Among Manhattan restaurants, at least, schnitzels are on the upswing. While you may think that the pounded-thin, breaded-and-fried cutlets belong mainly in the city's antique German restaurants like the Heidelberg, Zum Stammtisch, and Killmeyer's Old Bavaria Inn, and also as milanesa res in Mexican taquerias, this dish is undergoing a resurgence on the menus of more stylish restaurants.
At The Marrow, Harold Dieterle is beating duck breast into submission, and frying up one of the best tasting - and painstakingly executed - schnitzels that the city has ever seen. The dish comes with a riot of accessory flavors, including stewed wolfberries, hazelnuts, and Quark spaetzle.
Meanwhile, Robert Berry of Monument Lane, a restaurant at least partly intended to recall the salt marshes and farmland of 18th century Greenwich Village, riffs on lamb's schnitzel possibilities. The pounded-thin cutlets have a pleasant pronounced sheepish taste, mediated by an herby and vinegary cabbage salad topside. Underneath is what you might call a hummus sauce.
Sizewise, you can't beat the breaded chicken cutlet at Union Square Café, a staple of the lunch menu. Talk about plate-flopping! This is schnitzel's forte, not only multiplying the crisp surface area of the chosen flesh, but also turning a small wad of meat into what looks like a magnificent quantity, a real paen to culinary opulence.
A few other places that serve schnitzels: Balaboosta (chicken), Bar Boulud (pork), Blaue Gans (pork, veal, beef), Café Glechik (pork), Commerce (pork), Edi & the Wolf (pork), Hospoda (veal), Northeast Kingdom (pork), Prime Meats (pork).

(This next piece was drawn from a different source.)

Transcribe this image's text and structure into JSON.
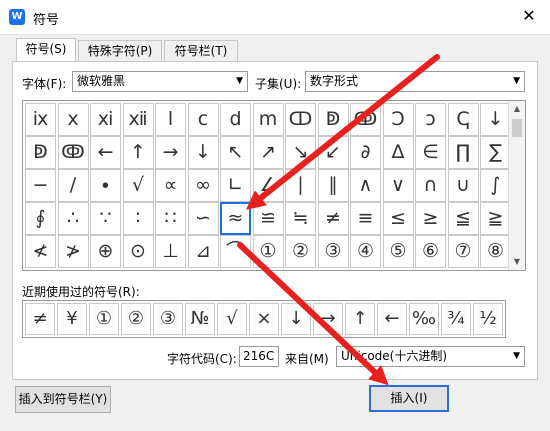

Have no doubt that more schnitzels will soon be looming like brown clouds on the horizon.